Smartphones, mobile phones with more advanced computing capabilities and connectivity than regular mobile phones, came onto the consumer market in the late 90s. The smartphone industry has been steadily developing and growing since then, both in market size as well as in models and suppliers.
On average, about 1.4 billion mobile phones are produced around the world. What’s more, many of us have more than one.
But how our smartphones are made, where do those materials come from, and what is the best thing to do with our devices once we have no more use for them?
Answering all these questions is the main focus of an eye-catching new project from scientists at the University of Plymouth.
By mixing a cell phone with the residue and, after that, directing a substance examination of the disintegrated outcomes, they would like to exhibit why we should all take a quicker enthusiasm for what is contained inside ordinary electrical things.

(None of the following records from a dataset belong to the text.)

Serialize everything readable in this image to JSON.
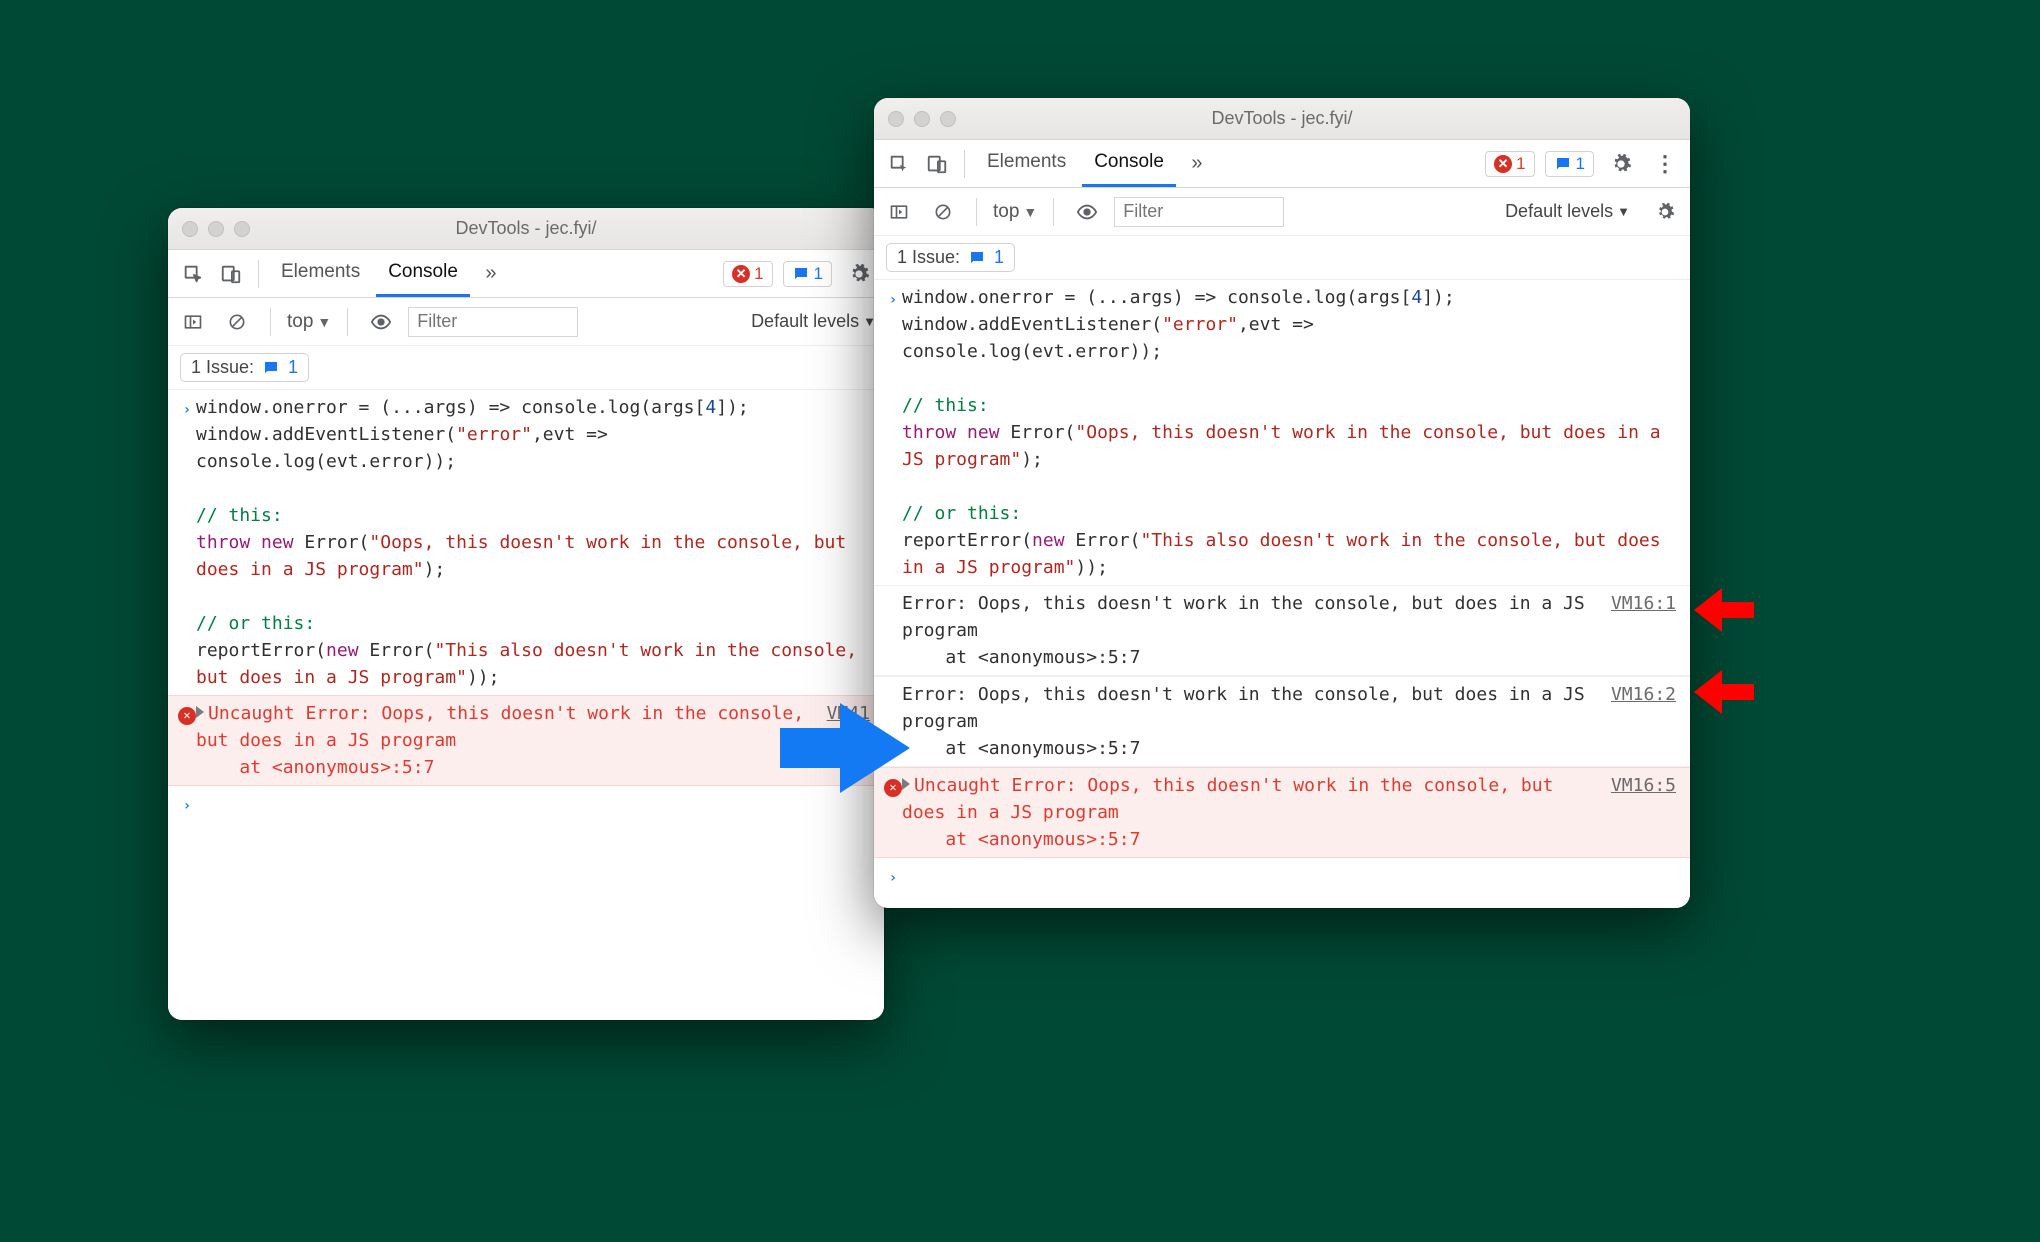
{
  "app_title": "DevTools - jec.fyi/",
  "tabs": {
    "elements": "Elements",
    "console": "Console"
  },
  "badges": {
    "error_count": "1",
    "issue_count": "1"
  },
  "filterbar": {
    "context": "top",
    "filter_placeholder": "Filter",
    "levels_label": "Default levels"
  },
  "issuebar": {
    "label": "1 Issue:",
    "count": "1"
  },
  "code": {
    "c1": "window.onerror = (...args) => console.log(args[",
    "c1n": "4",
    "c1b": "]);",
    "c2": "window.addEventListener(",
    "c2s": "\"error\"",
    "c2b": ",evt =>",
    "c3": "console.log(evt.error));",
    "c4": "// this:",
    "c5a": "throw",
    "c5b": " new ",
    "c5c": "Error(",
    "c5s": "\"Oops, this doesn't work in the console, but does in a JS program\"",
    "c5d": ");",
    "c6": "// or this:",
    "c7a": "reportError(",
    "c7b": "new ",
    "c7c": "Error(",
    "c7s": "\"This also doesn't work in the console, but does in a JS program\"",
    "c7d": "));"
  },
  "left": {
    "err1": "Uncaught Error: Oops, this doesn't work in the console, but does in a JS program",
    "err1b": "    at <anonymous>:5:7",
    "src1": "VM41"
  },
  "right": {
    "log1": "Error: Oops, this doesn't work in the console, but does in a JS program",
    "log1b": "    at <anonymous>:5:7",
    "src1": "VM16:1",
    "log2": "Error: Oops, this doesn't work in the console, but does in a JS program",
    "log2b": "    at <anonymous>:5:7",
    "src2": "VM16:2",
    "err1": "Uncaught Error: Oops, this doesn't work in the console, but does in a JS program",
    "err1b": "    at <anonymous>:5:7",
    "srcerr": "VM16:5"
  }
}
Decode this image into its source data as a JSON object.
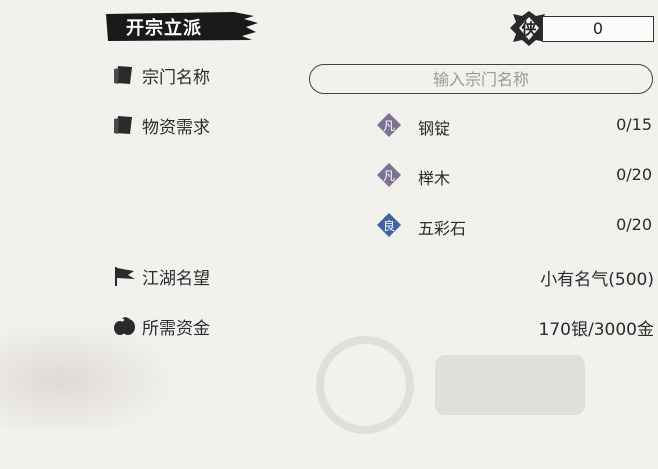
{
  "title": "开宗立派",
  "xia_icon_char": "侠",
  "counter_value": "0",
  "sect_name": {
    "label": "宗门名称",
    "placeholder": "输入宗门名称",
    "icon": "scroll-icon"
  },
  "materials": {
    "label": "物资需求",
    "icon": "scroll-icon",
    "items": [
      {
        "grade": "凡",
        "grade_color": "#7b7391",
        "name": "钢锭",
        "count": "0/15"
      },
      {
        "grade": "凡",
        "grade_color": "#7b7391",
        "name": "榉木",
        "count": "0/20"
      },
      {
        "grade": "良",
        "grade_color": "#3f64a3",
        "name": "五彩石",
        "count": "0/20"
      }
    ]
  },
  "reputation": {
    "label": "江湖名望",
    "value": "小有名气(500)",
    "icon": "flag-icon"
  },
  "funds": {
    "label": "所需资金",
    "value": "170银/3000金",
    "icon": "money-bag-icon"
  },
  "colors": {
    "banner": "#1a1a1a",
    "background": "#f3f1ee",
    "text": "#2b2b2b"
  }
}
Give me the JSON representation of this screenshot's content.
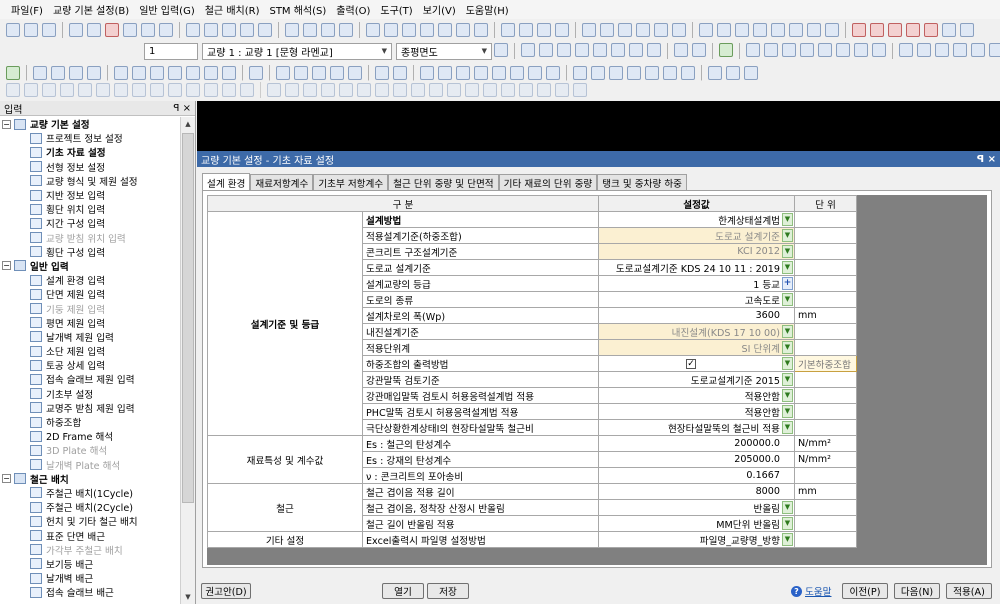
{
  "menu": [
    "파일(F)",
    "교량 기본 설정(B)",
    "일반 입력(G)",
    "철근 배치(R)",
    "STM 해석(S)",
    "출력(O)",
    "도구(T)",
    "보기(V)",
    "도움말(H)"
  ],
  "toolbar": {
    "page_number": "1",
    "bridge_select": "교량 1 : 교량 1 [문형 라멘교]",
    "view_select": "종평면도"
  },
  "panel": {
    "title": "입력",
    "pin": "ꟼ ×",
    "groups": [
      {
        "label": "교량 기본 설정",
        "items": [
          {
            "label": "프로젝트 정보 설정",
            "state": "normal"
          },
          {
            "label": "기초 자료 설정",
            "state": "bold"
          },
          {
            "label": "선형 정보 설정",
            "state": "normal"
          },
          {
            "label": "교량 형식 및 제원 설정",
            "state": "normal"
          },
          {
            "label": "지반 정보 입력",
            "state": "normal"
          },
          {
            "label": "횡단 위치 입력",
            "state": "normal"
          },
          {
            "label": "지간 구성 입력",
            "state": "normal"
          },
          {
            "label": "교량 받침 위치 입력",
            "state": "disabled"
          },
          {
            "label": "횡단 구성 입력",
            "state": "normal"
          }
        ]
      },
      {
        "label": "일반 입력",
        "items": [
          {
            "label": "설계 환경 입력",
            "state": "normal"
          },
          {
            "label": "단면 제원 입력",
            "state": "normal"
          },
          {
            "label": "기둥 제원 입력",
            "state": "disabled"
          },
          {
            "label": "평면 제원 입력",
            "state": "normal"
          },
          {
            "label": "날개벽 제원 입력",
            "state": "normal"
          },
          {
            "label": "소단 제원 입력",
            "state": "normal"
          },
          {
            "label": "토공 상세 입력",
            "state": "normal"
          },
          {
            "label": "접속 슬래브 제원 입력",
            "state": "normal"
          },
          {
            "label": "기초부 설정",
            "state": "normal"
          },
          {
            "label": "교명주 받침 제원 입력",
            "state": "normal"
          },
          {
            "label": "하중조합",
            "state": "normal"
          },
          {
            "label": "2D Frame 해석",
            "state": "normal"
          },
          {
            "label": "3D Plate 해석",
            "state": "disabled"
          },
          {
            "label": "날개벽 Plate 해석",
            "state": "disabled"
          }
        ]
      },
      {
        "label": "철근 배치",
        "items": [
          {
            "label": "주철근 배치(1Cycle)",
            "state": "normal"
          },
          {
            "label": "주철근 배치(2Cycle)",
            "state": "normal"
          },
          {
            "label": "헌치 및 기타 철근 배치",
            "state": "normal"
          },
          {
            "label": "표준 단면 배근",
            "state": "normal"
          },
          {
            "label": "가각부 주철근 배치",
            "state": "disabled"
          },
          {
            "label": "보기등 배근",
            "state": "normal"
          },
          {
            "label": "날개벽 배근",
            "state": "normal"
          },
          {
            "label": "접속 슬래브 배근",
            "state": "normal"
          }
        ]
      }
    ]
  },
  "dialog": {
    "title": "교량 기본 설정 - 기초 자료 설정",
    "title_controls": "ꟼ ×",
    "tabs": [
      "설계 환경",
      "재료저항계수",
      "기초부 저항계수",
      "철근 단위 중량 및 단면적",
      "기타 재료의 단위 중량",
      "탱크 및 중차량 하중"
    ],
    "active_tab": 0,
    "grid": {
      "headers": [
        "구 분",
        "설정값",
        "단 위"
      ],
      "categories": [
        "설계기준 및 등급",
        "재료특성 및 계수값",
        "철근",
        "기타 설정"
      ],
      "rows": [
        {
          "label": "설계방법",
          "value": "한계상태설계법",
          "unit": "",
          "style": "boldlabel",
          "ctl": "dd"
        },
        {
          "label": "적용설계기준(하중조합)",
          "value": "도로교 설계기준",
          "unit": "",
          "style": "cream",
          "ctl": "dd"
        },
        {
          "label": "콘크리트 구조설계기준",
          "value": "KCI 2012",
          "unit": "",
          "style": "cream",
          "ctl": "dd"
        },
        {
          "label": "도로교 설계기준",
          "value": "도로교설계기준 KDS 24 10 11 : 2019",
          "unit": "",
          "style": "",
          "ctl": "dd"
        },
        {
          "label": "설계교량의 등급",
          "value": "1 등교",
          "unit": "",
          "style": "",
          "ctl": "plus"
        },
        {
          "label": "도로의 종류",
          "value": "고속도로",
          "unit": "",
          "style": "",
          "ctl": "dd"
        },
        {
          "label": "설계차로의 폭(Wp)",
          "value": "3600",
          "unit": "mm",
          "style": "",
          "ctl": ""
        },
        {
          "label": "내진설계기준",
          "value": "내진설계(KDS 17 10 00)",
          "unit": "",
          "style": "cream",
          "ctl": "dd"
        },
        {
          "label": "적용단위계",
          "value": "SI 단위계",
          "unit": "",
          "style": "cream",
          "ctl": "dd"
        },
        {
          "label": "하중조합의 출력방법",
          "value": "✓",
          "unit": "기본하중조합",
          "style": "check",
          "ctl": "dd"
        },
        {
          "label": "강관말뚝 검토기준",
          "value": "도로교설계기준 2015",
          "unit": "",
          "style": "",
          "ctl": "dd"
        },
        {
          "label": "강관매입말뚝 검토시 허용응력설계법 적용",
          "value": "적용안함",
          "unit": "",
          "style": "",
          "ctl": "dd"
        },
        {
          "label": "PHC말뚝 검토시 허용응력설계법 적용",
          "value": "적용안함",
          "unit": "",
          "style": "",
          "ctl": "dd"
        },
        {
          "label": "극단상황한계상태Ⅰ의 현장타설말뚝 철근비",
          "value": "현장타설말뚝의 철근비 적용",
          "unit": "",
          "style": "",
          "ctl": "dd"
        },
        {
          "label": "Es : 철근의 탄성계수",
          "value": "200000.0",
          "unit": "N/mm²",
          "style": "",
          "ctl": ""
        },
        {
          "label": "Es : 강재의 탄성계수",
          "value": "205000.0",
          "unit": "N/mm²",
          "style": "",
          "ctl": ""
        },
        {
          "label": "ν : 콘크리트의 포아송비",
          "value": "0.1667",
          "unit": "",
          "style": "",
          "ctl": ""
        },
        {
          "label": "철근 겹이음 적용 길이",
          "value": "8000",
          "unit": "mm",
          "style": "",
          "ctl": ""
        },
        {
          "label": "철근 겹이음, 정착장 산정시 반올림",
          "value": "반올림",
          "unit": "",
          "style": "",
          "ctl": "dd"
        },
        {
          "label": "철근 길이 반올림 적용",
          "value": "MM단위 반올림",
          "unit": "",
          "style": "",
          "ctl": "dd"
        },
        {
          "label": "Excel출력시 파일명 설정방법",
          "value": "파일명_교량명_방향",
          "unit": "",
          "style": "",
          "ctl": "dd"
        }
      ]
    },
    "buttons": {
      "recommend": "권고안(D)",
      "open": "열기",
      "save": "저장",
      "help": "도움말",
      "prev": "이전(P)",
      "next": "다음(N)",
      "apply": "적용(A)"
    }
  }
}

They additionally need to demonstrate the amounts of uncommon or supposed conflict components each phone contains and support more noteworthy reusing rates once the gadgets reach the end of their lives.
Scientists took the blended phone and mixed it at almost 500°C with a powerful oxidizer, sodium peroxide. They were then able to do a detailed analysis of the resulting solution in acid to determine its precise chemical contents. The results showed the phone used in the tests contained 33g of iron, 13g of silicon, and 7g of chromium, as well as smaller quantities of other abundant substances.
Be that as it may, it additionally highlighted various basic components, including 900mg of tungsten and 70mg of cobalt and molybdenum, just as 160mg of neodymium and 30mg of praseodymium. Furthermore, each phone contained 90mg of silver and 36mg of gold.
This implies focus savvy, a telephone has multiple times increasingly gold – or multiple times more tungsten – than a mineral asset geologists would call ‘high-grade’.
It additionally exhibits that to make only one telephone, you would need to mine 10-15kg of mineral, including 7kg of a high-grade gold metal, 1kg of run-of-the-mill copper metal, 750g of average tungsten metal and 200g of commonplace nickel ore.
Dr Wilkins, Lecturer in Economic Geology, added:
“Mining can be part of the solution to the world’s problems. But we are now in a climate where people are becoming more socially responsible and interested in the contents of what they are purchasing. Partly on the back of this, several of the major mobile phone companies have committed to upping their recycling rates. It is a positive sign that the throwaway society we have lived in for decades is changing, and we hope this project will encourage more people to ask questions about their own behaviors.”
The collaboration with Real World Visuals was facilitated as part of the Creative Associates initiative, overseen by the University’s Sustainable Earth Institute and supported by Higher Education Innovation Funding (HEIF). It is designed to uncover novel and innovative ways of communicating research to a public audience.
Antony Turner, CEO at Real World Visuals, added, “We have enjoyed collaborating with Arjan and Colin to find a way to bring this research alive and make it accessible to the wider public. I now view the phone in my pocket not just as a window into the world but also as a store of precious metals. I wonder where these metals have come from and whether they will be re-used after the phone is discarded.”